NEW YORK — Getting people onboard a cruise ship can be tough. They fear bland buffets, debilitating stomach bugs and a crowd whose idea of excitement is playing canasta.
Even the CEO of the world’s second-biggest cruise line admits he once avoided cruises.
“I had always thought ‘I’m too sophisticated for this,’ ” says Richard Fain, CEO of Royal Caribbean.
That initial hesitation — over what Fain calls “old myths” — is a big stumbling block. But at the moment it’s far from his only challenge.
The cruise industry has suffered through a difficult few years. Like airlines and hotels, cruise bookings plunged during the Great Recession. Then, just as the industry was recovering, Carnival Corp.’s Costa Concordia sunk off the coast of Italy, leaving 32 passengers dead. A series of well-publicized mishaps, including fires, electrical failures and outbreaks of vomiting and diarrhea, also left vacationers wary.
Fain tries to lure reluctant cruisers with onboard ice skating, rock climbing, a surfing machine and skydiving simulator. He’s also boosted advertising and incentives to travel agents, although he acknowledges that the best promotion is when happy vacationers get off his ships and rave about the cruise to family, friends and co-workers.
“Nobody takes a cruise simply because they saw an ad,” he says.
Overall, his method is working. Royal Caribbean carried 4.9 million passengers last year, compared with 3.5 million a decade ago. And he sees untapped potential. Only one in four Americans has tried a cruise, while millions of people in China are just now embarking on their first vacations.
Fain, 66, didn’t take a cruise until 1980, a year after joining Royal Caribbean’s board. The company’s then-president called Fain presumptuous for making suggestions without first taking a cruise. To negate that criticism, he and his wife took the shortest, cheapest cruise they could find: a three-day trip to the Bahamas. They were hooked.
Fain became CEO in 1988 and over the past 26 years grew the company into the world’s second-largest cruise operator. Today, Royal Caribbean has 41 ships across its six brands, including its namesake line and Celebrity Cruises. The company earned a $474 million profit last year.
The passengers have returned but Fain says prices aren’t yet back to pre-recession levels.
“It’s less expensive than a comparable land vacation,” he says. “The truth is I’d like to have it be a little less unbelievable value.”
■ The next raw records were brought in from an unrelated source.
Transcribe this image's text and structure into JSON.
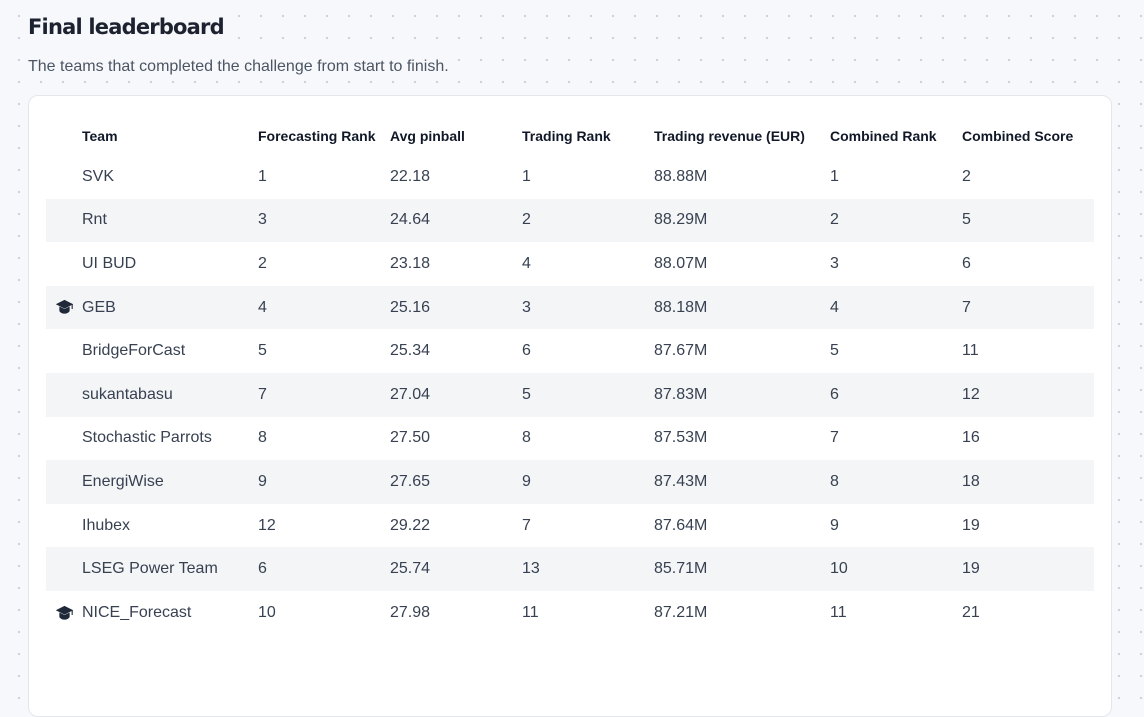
{
  "page": {
    "title": "Final leaderboard",
    "subtitle": "The teams that completed the challenge from start to finish."
  },
  "table": {
    "columns": [
      "Team",
      "Forecasting Rank",
      "Avg pinball",
      "Trading Rank",
      "Trading revenue (EUR)",
      "Combined Rank",
      "Combined Score"
    ],
    "rows": [
      {
        "icon": "",
        "team": "SVK",
        "forecasting_rank": "1",
        "avg_pinball": "22.18",
        "trading_rank": "1",
        "trading_revenue": "88.88M",
        "combined_rank": "1",
        "combined_score": "2"
      },
      {
        "icon": "",
        "team": "Rnt",
        "forecasting_rank": "3",
        "avg_pinball": "24.64",
        "trading_rank": "2",
        "trading_revenue": "88.29M",
        "combined_rank": "2",
        "combined_score": "5"
      },
      {
        "icon": "",
        "team": "UI BUD",
        "forecasting_rank": "2",
        "avg_pinball": "23.18",
        "trading_rank": "4",
        "trading_revenue": "88.07M",
        "combined_rank": "3",
        "combined_score": "6"
      },
      {
        "icon": "graduation-cap-icon",
        "team": "GEB",
        "forecasting_rank": "4",
        "avg_pinball": "25.16",
        "trading_rank": "3",
        "trading_revenue": "88.18M",
        "combined_rank": "4",
        "combined_score": "7"
      },
      {
        "icon": "",
        "team": "BridgeForCast",
        "forecasting_rank": "5",
        "avg_pinball": "25.34",
        "trading_rank": "6",
        "trading_revenue": "87.67M",
        "combined_rank": "5",
        "combined_score": "11"
      },
      {
        "icon": "",
        "team": "sukantabasu",
        "forecasting_rank": "7",
        "avg_pinball": "27.04",
        "trading_rank": "5",
        "trading_revenue": "87.83M",
        "combined_rank": "6",
        "combined_score": "12"
      },
      {
        "icon": "",
        "team": "Stochastic Parrots",
        "forecasting_rank": "8",
        "avg_pinball": "27.50",
        "trading_rank": "8",
        "trading_revenue": "87.53M",
        "combined_rank": "7",
        "combined_score": "16"
      },
      {
        "icon": "",
        "team": "EnergiWise",
        "forecasting_rank": "9",
        "avg_pinball": "27.65",
        "trading_rank": "9",
        "trading_revenue": "87.43M",
        "combined_rank": "8",
        "combined_score": "18"
      },
      {
        "icon": "",
        "team": "Ihubex",
        "forecasting_rank": "12",
        "avg_pinball": "29.22",
        "trading_rank": "7",
        "trading_revenue": "87.64M",
        "combined_rank": "9",
        "combined_score": "19"
      },
      {
        "icon": "",
        "team": "LSEG Power Team",
        "forecasting_rank": "6",
        "avg_pinball": "25.74",
        "trading_rank": "13",
        "trading_revenue": "85.71M",
        "combined_rank": "10",
        "combined_score": "19"
      },
      {
        "icon": "graduation-cap-icon",
        "team": "NICE_Forecast",
        "forecasting_rank": "10",
        "avg_pinball": "27.98",
        "trading_rank": "11",
        "trading_revenue": "87.21M",
        "combined_rank": "11",
        "combined_score": "21"
      }
    ]
  },
  "colors": {
    "background": "#f7f8fb",
    "card": "#ffffff",
    "stripe": "#f4f5f7",
    "icon": "#1f2937"
  }
}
New ships help Fain get closer to that goal. They have more rooms with balconies — which cost more — and include more amenities. For instance, the Oasis of the Seas has 26 different places to dine, some which charge an extra fee. Overall, passengers spend 25 percent more than those on older vessels. New ships are also more fuel efficient, costing Royal Caribbean 20 percent less, per passenger, to operate.
More than half of Royal Caribbean’s customers now come from outside the U.S. And they tend to pay more than Americans.
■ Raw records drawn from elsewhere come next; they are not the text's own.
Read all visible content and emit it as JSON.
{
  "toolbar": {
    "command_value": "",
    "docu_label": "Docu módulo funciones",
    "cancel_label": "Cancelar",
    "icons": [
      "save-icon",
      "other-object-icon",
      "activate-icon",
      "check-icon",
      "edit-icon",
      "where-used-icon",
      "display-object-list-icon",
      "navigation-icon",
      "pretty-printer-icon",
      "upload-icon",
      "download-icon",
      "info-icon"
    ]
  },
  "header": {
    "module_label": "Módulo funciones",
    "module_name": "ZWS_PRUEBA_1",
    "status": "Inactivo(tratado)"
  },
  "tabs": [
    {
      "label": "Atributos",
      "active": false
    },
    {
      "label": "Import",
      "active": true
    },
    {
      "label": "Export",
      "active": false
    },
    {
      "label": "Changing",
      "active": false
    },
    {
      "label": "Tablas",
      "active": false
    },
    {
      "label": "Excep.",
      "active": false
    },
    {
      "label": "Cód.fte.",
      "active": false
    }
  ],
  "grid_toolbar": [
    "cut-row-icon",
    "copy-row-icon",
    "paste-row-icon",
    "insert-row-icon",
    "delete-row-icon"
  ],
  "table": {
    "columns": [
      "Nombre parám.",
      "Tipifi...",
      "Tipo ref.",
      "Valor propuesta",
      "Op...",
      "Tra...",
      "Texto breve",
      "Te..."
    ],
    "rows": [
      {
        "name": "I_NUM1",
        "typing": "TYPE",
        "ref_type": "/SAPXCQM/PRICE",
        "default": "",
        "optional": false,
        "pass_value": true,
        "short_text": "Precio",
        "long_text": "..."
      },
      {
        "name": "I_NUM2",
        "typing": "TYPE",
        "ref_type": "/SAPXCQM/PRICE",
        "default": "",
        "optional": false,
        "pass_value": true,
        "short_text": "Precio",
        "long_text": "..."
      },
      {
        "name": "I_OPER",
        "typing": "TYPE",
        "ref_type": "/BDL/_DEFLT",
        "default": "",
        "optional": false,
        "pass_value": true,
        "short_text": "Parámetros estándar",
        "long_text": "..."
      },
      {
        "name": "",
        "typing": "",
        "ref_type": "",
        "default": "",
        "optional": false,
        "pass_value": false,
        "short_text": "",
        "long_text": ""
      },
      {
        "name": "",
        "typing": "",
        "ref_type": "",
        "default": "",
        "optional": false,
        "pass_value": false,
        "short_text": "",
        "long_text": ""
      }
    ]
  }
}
China is home to a quickly-growing middle class, heavily concentrated in cities along the coast. The country generates Royal Caribbean’s highest margin business. The company is going to base its newest vessel— the 4,905-passenger Quantum of the Seas — in Shanghai in May 2015.
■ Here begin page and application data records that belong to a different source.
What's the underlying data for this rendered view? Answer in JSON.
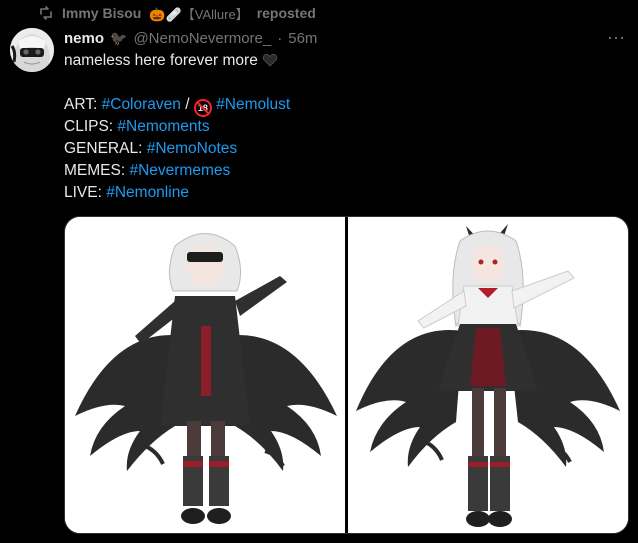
{
  "repost": {
    "reposter_name": "Immy Bisou",
    "reposter_emoji": "🎃🩹【VAllure】",
    "label": "reposted"
  },
  "post": {
    "display_name": "nemo",
    "name_emoji": "🐦‍⬛",
    "handle": "@NemoNevermore_",
    "separator": "·",
    "time": "56m",
    "more_label": "···",
    "lines": {
      "bio": "nameless here forever more",
      "art_label": "ART: ",
      "art_tag1": "#Coloraven",
      "art_sep": " / ",
      "art_tag2": "#Nemolust",
      "clips_label": "CLIPS: ",
      "clips_tag": "#Nemoments",
      "general_label": "GENERAL: ",
      "general_tag": "#NemoNotes",
      "memes_label": "MEMES: ",
      "memes_tag": "#Nevermemes",
      "live_label": "LIVE: ",
      "live_tag": "#Nemonline"
    },
    "no18_badge": "18"
  },
  "colors": {
    "background": "#000000",
    "text": "#e7e9ea",
    "muted": "#71767b",
    "link": "#1d9bf0"
  },
  "icons": {
    "repost": "repost-icon",
    "heart": "black-heart-icon",
    "more": "more-icon"
  }
}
“Historically, to the extent that Chinese took vacations, it was to visit family and maybe historical monuments,” Fain says. “The idea of going on a vacation just to relax, like a beach or a cruise, without a purpose, is relatively new.”
Back home, Fain continues to push cruising. Sixty percent of the U.S. population lives within a 300-mile drive of the company’s 14 domestic ports. But only 24 percent of Americans have ever taken a cruise.
Royal Caribbean advertises in the U.S., and it relies on travel agents — who are paid hefty commissions — to steer people to cruises instead of tropical islands, Las Vegas or Walt Disney World.
Then there is the ice skating rink, surfing and other activities.
“The truth is: Most of our guests don’t climb the rock wall. I will admit I have never made it to the top,” Fain says. “But that doesn’t mean it isn’t a wonderful amenity. People get to watch others. I love watching and making fun of my friends trying.”
But none of that works if passengers don’t feel safe.
Royal Caribbean had a fire aboard a ship last year, ending the voyage early. In the first two hours it issued 40 tweets, including one of the damaged area that Fain calls “horrific.”
Fain says the transparency helped the company’s credibility. It’s like an airline pilot giving passengers confidence by explaining maintenance problems.
That shows “whatever the issue is, the pilot knows what it is and the company is doing everything they can to deal with it,” Fain says.
Then there are outbreaks of the highly-contagious norovirus, which gives passengers stomach pain, nausea and diarrhea.
“Last year, 23 million Americans got norovirus on land,” he says, “and a few hundred got it on cruise ships.”
At least on a cruise, you know the source of the virus is on the ship. That’s why Royal Caribbean routinely washes elevator buttons, casino chips, ATMs and TV remotes.
“In this case,” Fain says, “obsession is a good thing.”